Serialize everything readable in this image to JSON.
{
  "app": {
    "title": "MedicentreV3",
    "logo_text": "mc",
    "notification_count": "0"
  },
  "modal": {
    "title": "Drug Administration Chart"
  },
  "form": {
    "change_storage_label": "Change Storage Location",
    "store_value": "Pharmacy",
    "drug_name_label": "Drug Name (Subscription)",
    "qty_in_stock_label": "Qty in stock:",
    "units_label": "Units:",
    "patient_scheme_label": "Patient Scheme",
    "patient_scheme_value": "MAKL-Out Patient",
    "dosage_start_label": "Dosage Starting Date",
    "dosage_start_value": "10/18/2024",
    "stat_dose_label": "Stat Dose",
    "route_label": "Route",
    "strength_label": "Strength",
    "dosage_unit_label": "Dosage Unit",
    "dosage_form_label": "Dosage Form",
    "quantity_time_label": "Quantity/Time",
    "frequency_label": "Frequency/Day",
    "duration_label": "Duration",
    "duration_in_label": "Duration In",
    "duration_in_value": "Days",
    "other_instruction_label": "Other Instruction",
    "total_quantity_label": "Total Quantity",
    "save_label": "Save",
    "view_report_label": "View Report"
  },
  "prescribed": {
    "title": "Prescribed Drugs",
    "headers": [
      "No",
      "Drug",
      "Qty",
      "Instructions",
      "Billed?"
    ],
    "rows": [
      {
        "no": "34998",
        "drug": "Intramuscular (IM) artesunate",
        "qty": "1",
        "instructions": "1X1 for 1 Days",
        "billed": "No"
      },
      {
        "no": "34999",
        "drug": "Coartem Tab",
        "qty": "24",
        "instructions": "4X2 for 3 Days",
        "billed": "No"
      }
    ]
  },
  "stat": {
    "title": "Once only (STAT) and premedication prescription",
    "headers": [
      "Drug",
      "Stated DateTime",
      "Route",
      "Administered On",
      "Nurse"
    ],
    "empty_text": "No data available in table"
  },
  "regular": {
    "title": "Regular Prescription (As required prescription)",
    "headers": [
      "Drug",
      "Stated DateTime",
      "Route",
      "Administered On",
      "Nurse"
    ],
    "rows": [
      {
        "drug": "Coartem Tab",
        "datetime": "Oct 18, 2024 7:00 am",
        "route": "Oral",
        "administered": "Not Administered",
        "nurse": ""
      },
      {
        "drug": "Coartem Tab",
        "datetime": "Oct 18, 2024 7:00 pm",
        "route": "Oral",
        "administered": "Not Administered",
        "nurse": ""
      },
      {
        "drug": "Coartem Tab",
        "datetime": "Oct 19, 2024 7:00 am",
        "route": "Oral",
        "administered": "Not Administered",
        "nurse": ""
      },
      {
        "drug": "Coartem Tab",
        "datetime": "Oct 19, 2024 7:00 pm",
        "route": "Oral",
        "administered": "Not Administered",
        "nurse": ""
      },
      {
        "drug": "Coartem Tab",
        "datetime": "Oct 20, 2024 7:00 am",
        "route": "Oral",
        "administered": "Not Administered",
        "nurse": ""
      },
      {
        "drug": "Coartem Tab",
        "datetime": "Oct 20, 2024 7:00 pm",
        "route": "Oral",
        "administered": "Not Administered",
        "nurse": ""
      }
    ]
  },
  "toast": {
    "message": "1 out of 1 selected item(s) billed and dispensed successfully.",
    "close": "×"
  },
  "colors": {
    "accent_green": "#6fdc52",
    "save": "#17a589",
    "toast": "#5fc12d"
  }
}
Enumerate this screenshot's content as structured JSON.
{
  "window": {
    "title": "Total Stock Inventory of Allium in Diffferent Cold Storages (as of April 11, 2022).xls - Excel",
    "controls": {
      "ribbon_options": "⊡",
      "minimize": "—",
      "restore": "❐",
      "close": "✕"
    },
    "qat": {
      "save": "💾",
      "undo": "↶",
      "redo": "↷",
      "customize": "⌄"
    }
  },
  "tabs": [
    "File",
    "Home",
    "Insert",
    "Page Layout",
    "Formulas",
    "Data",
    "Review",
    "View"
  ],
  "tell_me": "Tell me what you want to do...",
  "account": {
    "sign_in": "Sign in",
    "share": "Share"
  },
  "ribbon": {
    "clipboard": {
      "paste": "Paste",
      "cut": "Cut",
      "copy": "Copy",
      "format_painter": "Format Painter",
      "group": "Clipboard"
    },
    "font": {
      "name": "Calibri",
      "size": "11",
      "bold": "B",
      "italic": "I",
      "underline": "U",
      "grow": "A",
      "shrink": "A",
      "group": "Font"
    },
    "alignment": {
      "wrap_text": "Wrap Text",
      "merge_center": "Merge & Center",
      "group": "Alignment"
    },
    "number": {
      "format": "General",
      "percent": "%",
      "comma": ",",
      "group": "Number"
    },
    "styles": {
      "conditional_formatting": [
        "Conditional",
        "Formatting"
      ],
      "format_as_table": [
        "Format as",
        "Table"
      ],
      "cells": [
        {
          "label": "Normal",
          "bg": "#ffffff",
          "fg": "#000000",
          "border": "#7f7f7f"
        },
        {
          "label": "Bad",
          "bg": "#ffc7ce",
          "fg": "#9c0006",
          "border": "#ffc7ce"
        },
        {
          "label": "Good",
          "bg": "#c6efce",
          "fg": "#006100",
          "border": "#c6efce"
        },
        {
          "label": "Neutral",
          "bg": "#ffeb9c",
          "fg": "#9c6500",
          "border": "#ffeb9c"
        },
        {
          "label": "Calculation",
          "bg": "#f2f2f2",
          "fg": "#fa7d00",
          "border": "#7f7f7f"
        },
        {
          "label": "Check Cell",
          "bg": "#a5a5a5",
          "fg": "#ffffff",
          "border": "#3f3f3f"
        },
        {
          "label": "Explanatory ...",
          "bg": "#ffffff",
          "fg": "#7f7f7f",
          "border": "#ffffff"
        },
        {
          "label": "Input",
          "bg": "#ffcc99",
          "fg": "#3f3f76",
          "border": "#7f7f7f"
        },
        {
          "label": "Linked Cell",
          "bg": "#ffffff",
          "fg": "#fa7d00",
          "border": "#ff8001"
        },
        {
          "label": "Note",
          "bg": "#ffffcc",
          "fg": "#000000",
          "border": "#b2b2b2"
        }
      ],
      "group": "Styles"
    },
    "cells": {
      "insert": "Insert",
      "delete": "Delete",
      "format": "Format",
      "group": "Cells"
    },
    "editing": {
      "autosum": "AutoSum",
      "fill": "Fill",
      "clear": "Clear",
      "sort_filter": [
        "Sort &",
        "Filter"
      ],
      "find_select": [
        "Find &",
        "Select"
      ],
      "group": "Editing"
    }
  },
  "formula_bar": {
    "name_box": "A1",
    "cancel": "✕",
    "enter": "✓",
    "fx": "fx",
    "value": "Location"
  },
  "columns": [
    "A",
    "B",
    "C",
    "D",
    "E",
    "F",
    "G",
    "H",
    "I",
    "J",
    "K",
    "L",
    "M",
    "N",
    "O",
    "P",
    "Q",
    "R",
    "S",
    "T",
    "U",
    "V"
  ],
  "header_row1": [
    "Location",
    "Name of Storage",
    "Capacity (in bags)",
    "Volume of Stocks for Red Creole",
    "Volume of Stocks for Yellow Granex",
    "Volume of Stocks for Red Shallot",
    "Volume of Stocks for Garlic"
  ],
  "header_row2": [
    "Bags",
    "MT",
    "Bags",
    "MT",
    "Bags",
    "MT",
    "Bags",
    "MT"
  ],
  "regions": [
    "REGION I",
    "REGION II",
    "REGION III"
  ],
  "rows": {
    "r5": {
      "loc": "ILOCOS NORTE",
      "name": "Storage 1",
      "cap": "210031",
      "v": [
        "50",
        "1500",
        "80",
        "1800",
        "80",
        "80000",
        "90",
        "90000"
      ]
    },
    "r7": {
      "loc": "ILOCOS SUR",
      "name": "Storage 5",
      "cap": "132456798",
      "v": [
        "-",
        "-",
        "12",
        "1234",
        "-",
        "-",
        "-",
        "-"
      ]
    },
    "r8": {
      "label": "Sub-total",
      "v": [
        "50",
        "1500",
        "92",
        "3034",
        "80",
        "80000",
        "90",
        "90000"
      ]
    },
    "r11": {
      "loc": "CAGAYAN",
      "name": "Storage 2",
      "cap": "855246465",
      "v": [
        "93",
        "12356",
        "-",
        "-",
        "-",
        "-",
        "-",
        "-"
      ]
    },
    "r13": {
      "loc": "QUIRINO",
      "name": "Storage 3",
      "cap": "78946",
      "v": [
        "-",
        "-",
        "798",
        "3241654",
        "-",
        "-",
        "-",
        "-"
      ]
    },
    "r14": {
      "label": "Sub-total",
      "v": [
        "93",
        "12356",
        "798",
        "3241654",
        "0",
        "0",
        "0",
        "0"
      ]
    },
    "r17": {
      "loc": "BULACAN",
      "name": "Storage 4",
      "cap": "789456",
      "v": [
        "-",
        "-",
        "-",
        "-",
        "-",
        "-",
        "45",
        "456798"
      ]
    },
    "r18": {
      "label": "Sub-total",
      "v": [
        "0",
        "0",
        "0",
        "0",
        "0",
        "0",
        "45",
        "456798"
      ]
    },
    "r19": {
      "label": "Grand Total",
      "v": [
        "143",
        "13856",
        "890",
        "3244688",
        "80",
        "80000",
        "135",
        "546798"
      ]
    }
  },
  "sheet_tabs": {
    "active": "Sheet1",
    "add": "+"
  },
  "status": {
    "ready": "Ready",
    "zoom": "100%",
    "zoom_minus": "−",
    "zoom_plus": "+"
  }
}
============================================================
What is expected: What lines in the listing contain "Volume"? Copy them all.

Written solution:
    "Volume of Stocks for Red Creole",
    "Volume of Stocks for Yellow Granex",
    "Volume of Stocks for Red Shallot",
    "Volume of Stocks for Garlic"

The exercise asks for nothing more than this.